My snow boots scraped against hard pavement: the pebbles of the rocky shoreline had frozen into a solid mass. I kicked at one rock, then another, that looked good for skipping on the open water in the bay. A third finally gave way and I sent it flying and landing with a plop. Vapor rose from the water into the chilly air, making the lake resemble an oversized hot tub.
Soon I arrived at Artists' Point, a peninsula of rocks and pine trees cut through with hiking trails. At the tip of the point, bushes hung heavy with ice, the result of spray from rogue waves. An even coating of snow disguised craggy rocks. I took one step and sunk a few inches; my next step found me thigh-deep in snow.
My face felt taut with cold and my fingers started to ache, so I returned to the trees, a shield from the most brutal of Superior's winds. Steely water showed through tree branches, and then at a bend in the trail, the town came into view, a collection of humble buildings hugged by a harbor and a bay. After half an hour of exploring the lake and its rugged shoreline, the vision was almost a surprise -- and a relief.
In Grand Marais, I could experience unrestrained nature without giving up the comforts of town: a sleek hotel room with a fireplace, a small but thoughtfully stocked bookstore, art galleries and a selection of restaurants, from highbrow to home-style.
The art of town
Sun shone bright in the four-season porch of the Pie Place, a restaurant on the outskirts of town where house-made maple sausage makes mornings sublime. I thawed out from my walk and filled up on breakfast at this local favorite. As I drove back downtown, otters frolicked in the lake amid chunks of ice.
At the Sivertson Gallery, I relished the northern landscape all over again, this time while sipping tea and sitting in a cushy chair by a fire. Finely detailed carvings of owls and bears fashioned out of walrus tusks by Inuit artists occupied glass cases amid paintings and photographs, often of North Shore scenes, by regional artists including Layne Kennedy and Adam Reef.

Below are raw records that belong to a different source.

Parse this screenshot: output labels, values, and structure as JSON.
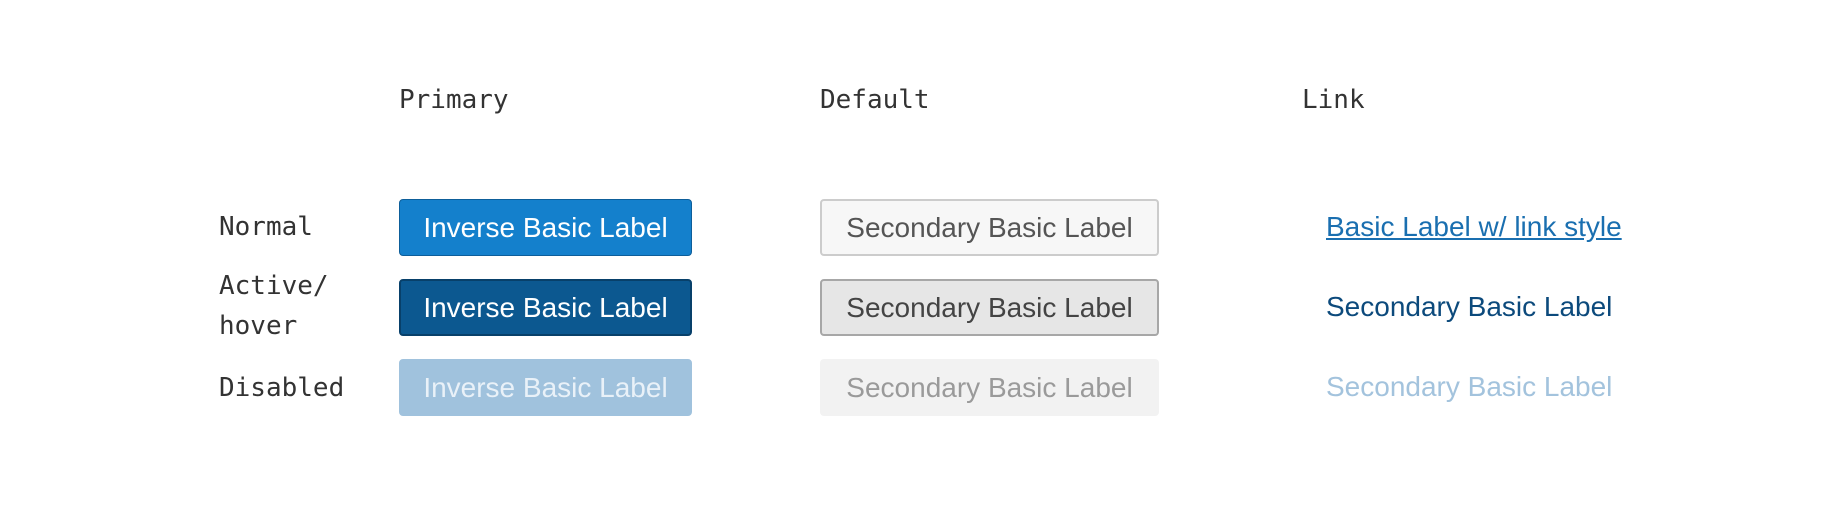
{
  "columns": {
    "primary": "Primary",
    "default": "Default",
    "link": "Link"
  },
  "rows": {
    "normal": "Normal",
    "active_line1": "Active/",
    "active_line2": "hover",
    "disabled": "Disabled"
  },
  "buttons": {
    "primary": {
      "normal": "Inverse Basic Label",
      "active": "Inverse Basic Label",
      "disabled": "Inverse Basic Label"
    },
    "default": {
      "normal": "Secondary Basic Label",
      "active": "Secondary Basic Label",
      "disabled": "Secondary Basic Label"
    },
    "link": {
      "normal": "Basic Label w/ link style",
      "active": "Secondary Basic Label",
      "disabled": "Secondary Basic Label"
    }
  },
  "colors": {
    "primary_normal": "#1480cc",
    "primary_active": "#0c5890",
    "primary_disabled": "#a0c2dd",
    "default_normal_bg": "#f7f7f7",
    "default_active_bg": "#e6e6e6",
    "default_disabled_bg": "#f2f2f2",
    "link_normal": "#1a6fb0",
    "link_active": "#0c4a7c",
    "link_disabled": "#a3c3dd"
  }
}
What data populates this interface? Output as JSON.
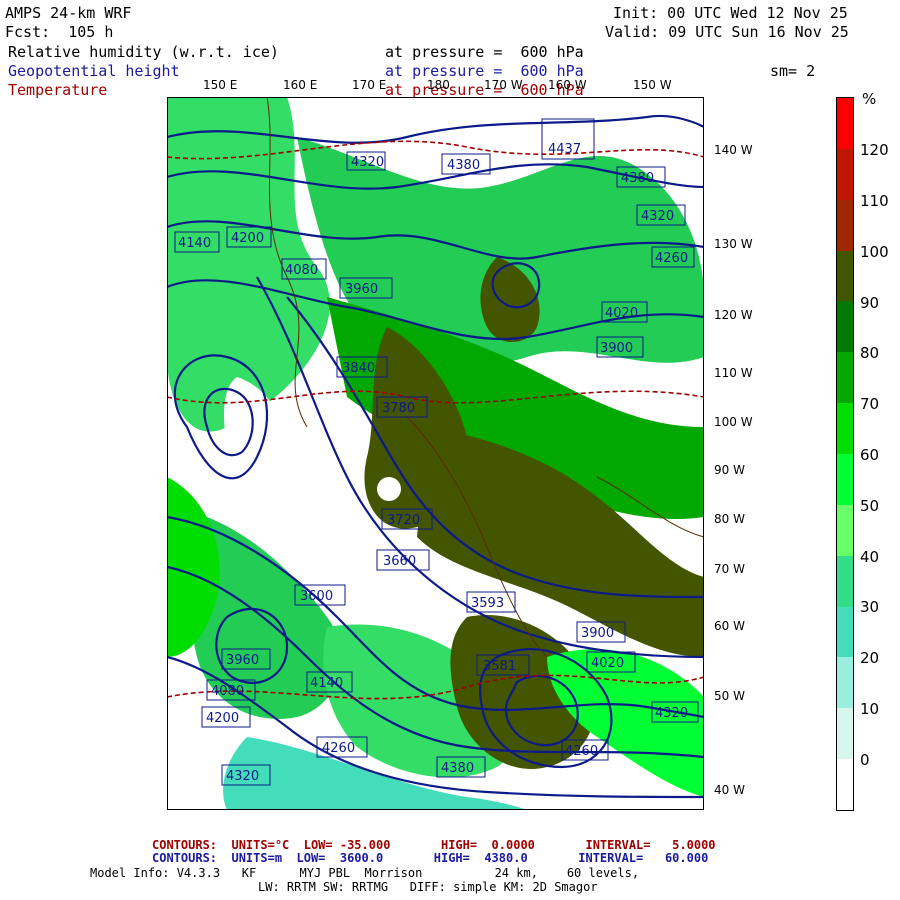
{
  "header": {
    "model": "AMPS 24-km WRF",
    "fcst": "Fcst:  105 h",
    "init": "Init: 00 UTC Wed 12 Nov 25",
    "valid": "Valid: 09 UTC Sun 16 Nov 25",
    "field1": "Relative humidity (w.r.t. ice)",
    "field1_level": "at pressure =  600 hPa",
    "field2": "Geopotential height",
    "field2_level": "at pressure =  600 hPa",
    "field3": "Temperature",
    "field3_level": "at pressure =  600 hPa",
    "smooth": "sm= 2"
  },
  "lon_labels": [
    "150 E",
    "160 E",
    "170 E",
    "180",
    "170 W",
    "160 W",
    "150 W"
  ],
  "lat_labels": [
    "140 W",
    "130 W",
    "120 W",
    "110 W",
    "100 W",
    "90 W",
    "80 W",
    "70 W",
    "60 W",
    "50 W",
    "40 W"
  ],
  "colorbar": {
    "unit": "%",
    "ticks": [
      "120",
      "110",
      "100",
      "90",
      "80",
      "70",
      "60",
      "50",
      "40",
      "30",
      "20",
      "10",
      "0"
    ],
    "colors": [
      "#ff0000",
      "#c01800",
      "#a02800",
      "#445500",
      "#007a00",
      "#00a800",
      "#00dd00",
      "#00ff33",
      "#66ff66",
      "#33dd88",
      "#44ddbb",
      "#99eedd",
      "#d8f5ee",
      "#ffffff"
    ]
  },
  "height_labels": [
    "4320",
    "4380",
    "4437",
    "4380",
    "4320",
    "4260",
    "4200",
    "4140",
    "4080",
    "4020",
    "3960",
    "3900",
    "3840",
    "3780",
    "3720",
    "3660",
    "3600",
    "3593",
    "3581",
    "3900",
    "3960",
    "4020",
    "4080",
    "4140",
    "4200",
    "4260",
    "4320",
    "4380",
    "4260",
    "4320"
  ],
  "footer": {
    "temp_contours": "CONTOURS:  UNITS=°C  LOW= -35.000       HIGH=  0.0000       INTERVAL=   5.0000",
    "hgt_contours": "CONTOURS:  UNITS=m  LOW=  3600.0       HIGH=  4380.0       INTERVAL=   60.000",
    "model_info": "Model Info: V4.3.3   KF      MYJ PBL  Morrison          24 km,    60 levels,",
    "model_info2": "LW: RRTM SW: RRTMG   DIFF: simple KM: 2D Smagor"
  }
}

Surrounded by wild water and tree-covered hills, Grand Marais seems to inspire art, professional and otherwise. A mosaic depicting the seasons, created by the children of town with the help of local artists, covers a wall of the Cook County Whole Foods Co-op. Across the street, a painted lake scene spruces up a semitrailer now used for storage. An 1918 mission church serves as the gallery and studio space of the Grand Marais Art Colony, which began in 1947 as a summer retreat for artists looking for inspiration from nature and is the oldest such colony in the state.

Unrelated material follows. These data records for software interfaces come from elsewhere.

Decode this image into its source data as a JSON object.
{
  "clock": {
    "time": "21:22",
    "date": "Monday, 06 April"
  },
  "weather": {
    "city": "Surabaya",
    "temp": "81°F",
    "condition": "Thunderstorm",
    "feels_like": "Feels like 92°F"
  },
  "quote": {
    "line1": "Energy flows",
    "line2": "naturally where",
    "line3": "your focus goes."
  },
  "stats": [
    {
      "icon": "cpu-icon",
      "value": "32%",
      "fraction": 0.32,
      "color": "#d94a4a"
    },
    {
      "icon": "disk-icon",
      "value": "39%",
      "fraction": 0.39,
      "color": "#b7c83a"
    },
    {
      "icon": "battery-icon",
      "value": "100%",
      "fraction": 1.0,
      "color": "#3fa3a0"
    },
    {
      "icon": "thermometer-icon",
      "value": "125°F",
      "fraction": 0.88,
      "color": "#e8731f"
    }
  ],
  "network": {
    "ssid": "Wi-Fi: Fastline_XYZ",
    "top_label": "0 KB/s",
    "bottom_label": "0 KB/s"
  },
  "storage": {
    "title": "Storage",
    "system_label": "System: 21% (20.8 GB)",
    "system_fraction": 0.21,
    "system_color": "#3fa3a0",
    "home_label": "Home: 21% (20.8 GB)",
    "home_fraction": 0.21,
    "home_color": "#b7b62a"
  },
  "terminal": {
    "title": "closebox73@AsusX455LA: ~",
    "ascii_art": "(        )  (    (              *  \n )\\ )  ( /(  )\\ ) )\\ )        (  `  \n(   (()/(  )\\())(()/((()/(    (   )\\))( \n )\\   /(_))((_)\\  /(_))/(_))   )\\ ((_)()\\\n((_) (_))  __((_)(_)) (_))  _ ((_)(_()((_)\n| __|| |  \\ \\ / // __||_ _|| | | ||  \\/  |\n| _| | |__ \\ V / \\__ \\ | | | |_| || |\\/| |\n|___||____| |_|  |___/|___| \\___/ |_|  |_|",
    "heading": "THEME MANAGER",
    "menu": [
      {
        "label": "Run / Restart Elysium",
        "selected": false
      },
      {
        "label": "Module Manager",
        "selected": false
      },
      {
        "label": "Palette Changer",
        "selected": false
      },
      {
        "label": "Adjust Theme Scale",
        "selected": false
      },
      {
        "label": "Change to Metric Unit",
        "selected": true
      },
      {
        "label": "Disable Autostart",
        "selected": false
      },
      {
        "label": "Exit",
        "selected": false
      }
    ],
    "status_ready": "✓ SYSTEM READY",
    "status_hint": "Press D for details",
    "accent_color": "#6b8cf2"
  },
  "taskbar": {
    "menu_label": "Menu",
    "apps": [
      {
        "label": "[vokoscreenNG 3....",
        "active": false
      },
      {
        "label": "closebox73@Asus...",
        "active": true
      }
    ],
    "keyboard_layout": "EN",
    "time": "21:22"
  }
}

After my tour of downtown, I creaked open the door of Drury Lane Books, a tiny white clapboard building next to Superior. It was my last stop before returning to my room to spend the afternoon curled up with a book by the fireplace.
Under a starry sky

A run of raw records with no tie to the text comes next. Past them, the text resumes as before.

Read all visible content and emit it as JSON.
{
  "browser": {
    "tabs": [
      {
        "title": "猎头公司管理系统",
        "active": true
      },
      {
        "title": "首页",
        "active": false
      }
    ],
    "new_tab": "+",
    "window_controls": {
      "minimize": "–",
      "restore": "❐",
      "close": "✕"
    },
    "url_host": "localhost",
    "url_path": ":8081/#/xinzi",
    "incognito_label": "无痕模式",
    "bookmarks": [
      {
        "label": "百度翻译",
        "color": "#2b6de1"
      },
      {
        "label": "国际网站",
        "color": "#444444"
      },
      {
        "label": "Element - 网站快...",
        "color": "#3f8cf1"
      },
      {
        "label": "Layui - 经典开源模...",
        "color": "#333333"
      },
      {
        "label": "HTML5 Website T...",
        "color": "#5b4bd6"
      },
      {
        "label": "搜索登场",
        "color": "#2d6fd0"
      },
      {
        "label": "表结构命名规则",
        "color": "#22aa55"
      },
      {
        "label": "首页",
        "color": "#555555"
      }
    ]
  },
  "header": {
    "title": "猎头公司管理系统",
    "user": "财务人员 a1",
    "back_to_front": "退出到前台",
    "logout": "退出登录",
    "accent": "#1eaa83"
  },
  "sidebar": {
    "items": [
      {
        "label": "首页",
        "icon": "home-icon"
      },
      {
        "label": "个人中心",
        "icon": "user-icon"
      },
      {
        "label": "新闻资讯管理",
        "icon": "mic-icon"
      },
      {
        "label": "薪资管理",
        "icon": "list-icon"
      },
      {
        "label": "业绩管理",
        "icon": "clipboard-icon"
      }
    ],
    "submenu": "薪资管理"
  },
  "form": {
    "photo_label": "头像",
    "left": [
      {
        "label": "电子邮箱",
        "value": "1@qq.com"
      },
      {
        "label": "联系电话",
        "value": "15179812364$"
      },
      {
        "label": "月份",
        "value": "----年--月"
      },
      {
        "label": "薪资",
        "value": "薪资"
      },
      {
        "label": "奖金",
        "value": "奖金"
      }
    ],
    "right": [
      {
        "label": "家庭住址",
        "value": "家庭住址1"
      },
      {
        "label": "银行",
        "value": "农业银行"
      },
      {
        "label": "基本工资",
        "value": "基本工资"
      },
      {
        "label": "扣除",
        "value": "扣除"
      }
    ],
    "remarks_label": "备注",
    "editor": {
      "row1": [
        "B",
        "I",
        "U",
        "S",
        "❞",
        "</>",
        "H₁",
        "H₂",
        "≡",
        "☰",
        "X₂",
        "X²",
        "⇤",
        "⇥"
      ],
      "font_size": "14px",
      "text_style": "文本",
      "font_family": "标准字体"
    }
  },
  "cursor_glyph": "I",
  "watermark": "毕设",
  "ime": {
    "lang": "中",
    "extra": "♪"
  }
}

As dusk began to settle, I drove up the Gunflint Trail into the deep woods. I was on the hunt for moose, which often come to the road to lick salt (none that night), and a good cross-country ski trail, which I found at Bearskin Lodge.
I strapped on rental skis under the pale glow of the parking lot and headed out. Deep shadows cast by low-lying lights defined the groomed trails. I aligned my skis with the grooves and set off. Quickly, trees drowned the glow of the lodge.
Under the soft blanket of night, I felt further from the stress of life than I would have felt lying on a hot beach. My legs moving, my arms pulling poles, I was impervious to the subzero temperature.
I first noticed the sky -- black and luminous at the same time, speckled with innumerable stars, some bright, some as faint as distance fireflies -- when I tumbled on a gentle hill and landed on my back.
Sometimes, circumstances beyond your control point to unexpected beauty: You see the night sky because you fell down. You discover the wonder of a North Shore winter because the south, this year anyway, was beyond your reach.
Kerri Westenberg • 612-673-4282